The Advent

104_0443 - Version 2I have been absent for awhile. I have no excuse. Sometimes I think I just get in a writer’s funk. I don’t feel like I have anything to say that anyone wants to hear. So I stop talking. Discouragement comes easily as I look at stats and wonder if my words mean anything to anybody. The thought runs through my head, “Is anybody out there?”

For 400 years, the people of Israel thought God was silent. There had been no prophets speaking His words. Thing was, though they couldn’t—or wouldn’t—hear Him, He was still at work. The stage was being set for the ultimate Word that would be shared with the world.

If you’re like me, when you’re reading your Bible, you skip over all those names in the geneologies, but they represent the behind-the-scenes work that was being done in preparation for the Word becoming flesh. Adam to David to Mary, the mother of Jesus, the Word of God who came and dwelt among us.

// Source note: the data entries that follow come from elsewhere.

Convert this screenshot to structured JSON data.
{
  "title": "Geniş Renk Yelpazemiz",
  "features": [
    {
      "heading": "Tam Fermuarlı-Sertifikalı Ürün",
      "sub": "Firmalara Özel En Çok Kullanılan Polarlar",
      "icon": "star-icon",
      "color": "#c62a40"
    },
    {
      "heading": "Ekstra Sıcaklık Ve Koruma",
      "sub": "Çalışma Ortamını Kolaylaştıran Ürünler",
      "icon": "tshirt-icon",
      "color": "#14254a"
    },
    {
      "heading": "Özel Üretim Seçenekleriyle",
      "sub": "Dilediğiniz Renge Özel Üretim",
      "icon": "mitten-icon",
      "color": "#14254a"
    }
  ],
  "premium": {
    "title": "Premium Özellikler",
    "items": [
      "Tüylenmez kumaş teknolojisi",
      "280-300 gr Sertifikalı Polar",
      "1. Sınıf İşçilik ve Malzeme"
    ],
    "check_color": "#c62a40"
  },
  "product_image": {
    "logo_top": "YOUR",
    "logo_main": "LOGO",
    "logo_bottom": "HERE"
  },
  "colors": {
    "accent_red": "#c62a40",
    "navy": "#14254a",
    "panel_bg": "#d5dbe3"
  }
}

When I’m silent, it doesn’t mean I have nothing to say, it means that I’m not taking the time to think and listen and write. Most of the time when I’m silent, it means I’m too busy.

When God is silent, it’s like the darkness before the dawn. There is movement, we just can’t see it. Or maybe we could if we studied the sky in the east. Maybe the problem is we’re just not looking in the right place. We’re not quiet enough to hear.

Stop. Listen. Do you hear the sounds of His coming?

He’s coming.